Challenges, whether it’s a mini-challenge, or a 30 day challenge – any challenge begins and ends with commitment. A commitment to do something every single day, whether you want to or not. It’s not an easy thing to do.
Over the years, through many challenges and countless hours spent studying the psychology of habits, willpower, and behavior change, it has been proven that a few key items can help you maximize your chances of success and to staying committed:
Focus on one thing at a time. Too many decisions are mentally exhausting, and will leave you frustrated if you try to keep it all up. So if you’re taking on a health and fitness challenge, don’t try to learn how to play the piano at the same time. Focus on health and fitness and nothing else.
Plan it out and schedule it. Decide what challenge you are going to do (fitness class), decide where, when and for how long, and put it on the calendar. The more specific you can get about where, when, and how you will take action, the more likely you are to follow through.
Make a public announcement. Okay, well maybe not a press release, but a public commitment holds you accountable! So share your goal on Facebook, talk about it with friends, and participate in online communities.
Reach out for help. This can come in the form of books, apps, and websites that can help in areas where your skills are lacking. Don’t be afraid to ask for help from people you trust and respect who can provide you with support and encouragement.
Tweak your habitat. Think ahead about how can you remove temptation and outsmart yourself so that bad decisions become harder to make? From putting your alarm clock on the other side of the room to laying out your workout clothes to throwing out your junk food, create an environment that makes it easy to stay committed to your challenge.
Make contingency plans. What will you do when you’re traveling, sick, going to a party, unmotivated, or having a bad day? Decide what kind of action you will take when you encounter the inevitable tough moments.
Make it visual.Photographs, inspirational quotes, your goal printed out in large letters, or a calendar with a checkbox next to every day that you’ve completed your challenge serve as constant and compelling reminders of what you’re working toward.

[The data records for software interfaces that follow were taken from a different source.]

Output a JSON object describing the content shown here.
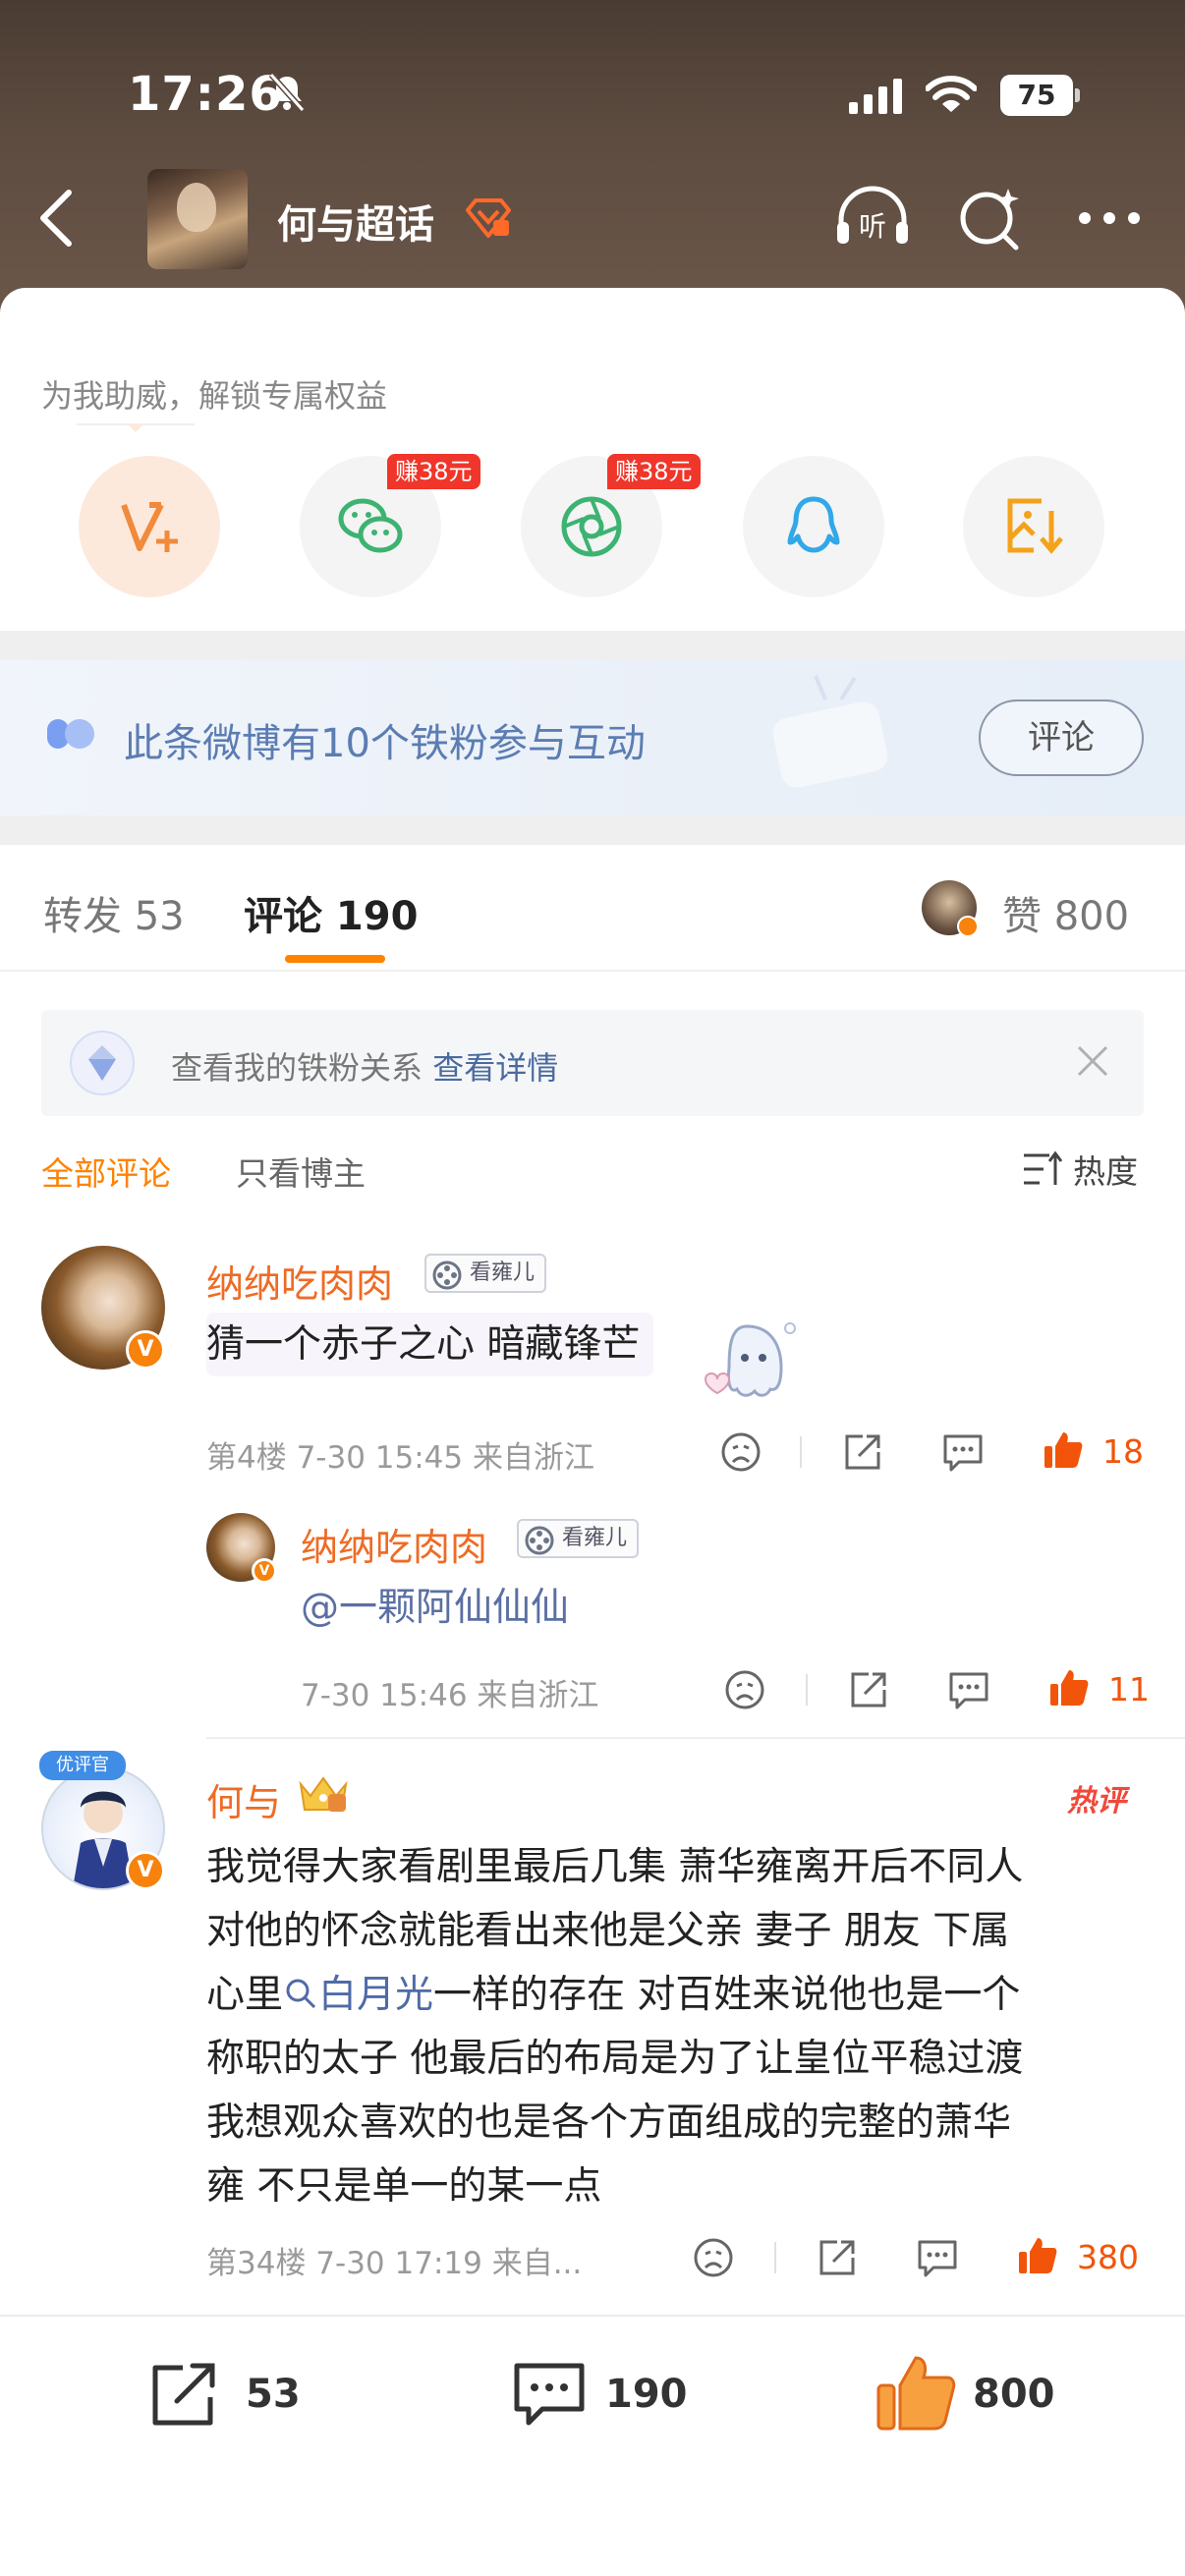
{
  "status_bar": {
    "time": "17:26",
    "battery": "75"
  },
  "header": {
    "title": "何与超话"
  },
  "boost": {
    "text": "为我助威，解锁专属权益",
    "earn_wechat": "赚38元",
    "earn_moments": "赚38元"
  },
  "fans_banner": {
    "text": "此条微博有10个铁粉参与互动",
    "button": "评论"
  },
  "tabs": {
    "repost": "转发 53",
    "comment": "评论 190",
    "like": "赞 800"
  },
  "fan_relation": {
    "text": "查看我的铁粉关系",
    "link": "查看详情"
  },
  "filter": {
    "all": "全部评论",
    "author": "只看博主",
    "sort": "热度"
  },
  "comments": [
    {
      "user": "纳纳吃肉肉",
      "badge": "看雍儿",
      "text": "猜一个赤子之心 暗藏锋芒",
      "meta": "第4楼 7-30 15:45 来自浙江",
      "likes": "18"
    },
    {
      "user": "何与",
      "you_tag": "优评官",
      "hot": "热评",
      "lines": [
        "我觉得大家看剧里最后几集 萧华雍离开后不同人",
        "对他的怀念就能看出来他是父亲 妻子 朋友 下属",
        "一样的存在 对百姓来说他也是一个",
        "称职的太子 他最后的布局是为了让皇位平稳过渡",
        "我想观众喜欢的也是各个方面组成的完整的萧华",
        "雍  不只是单一的某一点"
      ],
      "line3_prefix": "心里",
      "hashtag": "白月光",
      "meta": "第34楼 7-30 17:19 来自...",
      "likes": "380"
    }
  ],
  "reply": {
    "user": "纳纳吃肉肉",
    "badge": "看雍儿",
    "text": "@一颗阿仙仙仙",
    "meta": "7-30 15:46 来自浙江",
    "likes": "11"
  },
  "bottom_bar": {
    "repost": "53",
    "comment": "190",
    "like": "800"
  },
  "colors": {
    "accent": "#ff8200",
    "username": "#ef6b24",
    "like": "#f2540a",
    "link": "#4a6aa0"
  },
  "icons": [
    "back-icon",
    "listen-icon",
    "search-icon",
    "more-icon",
    "vplus-icon",
    "wechat-icon",
    "moments-icon",
    "qq-icon",
    "save-image-icon",
    "close-icon",
    "sort-icon",
    "dislike-icon",
    "share-icon",
    "comment-icon",
    "like-icon"
  ]
}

Track and measure your progress. Tracking your results will help you stay focused, motivated, and more aware of what’s working and what isn’t.
Don’t quit. If you mess up, don’t quite. Learn from the experience and keep moving forward.
Remove “I can’t/I don’t have” from your vocabulary. This might be the most important tip of all. So many people underestimate how much they can accomplish in a short amount of time. It’s our nature to focus on why we can’t and shouldn’t do hard things.
–I don’t have time
-I can’t write
None of these “I don’ts or I can’ts” should be part of your vocabulary. If you wait until you have all the tools and resources to do something, it will never happen.
In order for us to grow, evolve and change, we have to do hard things. We can’t avoid discomfort. Instead of telling yourself “I can’t because…,”say “I can if….” The “if” forces you to change your mindset and focus on better, more constructive questions.
I can write a book if I wake up 30 minutes earlier every morning.
I can learn the piano if I practice before I go to bed.
Change is hard, but not impossible if you put a plan in place. You must take the first step. So think about something you’ve wanted to change or try, give it a shot, and see what happens.
What’s your Challenge? Get started today!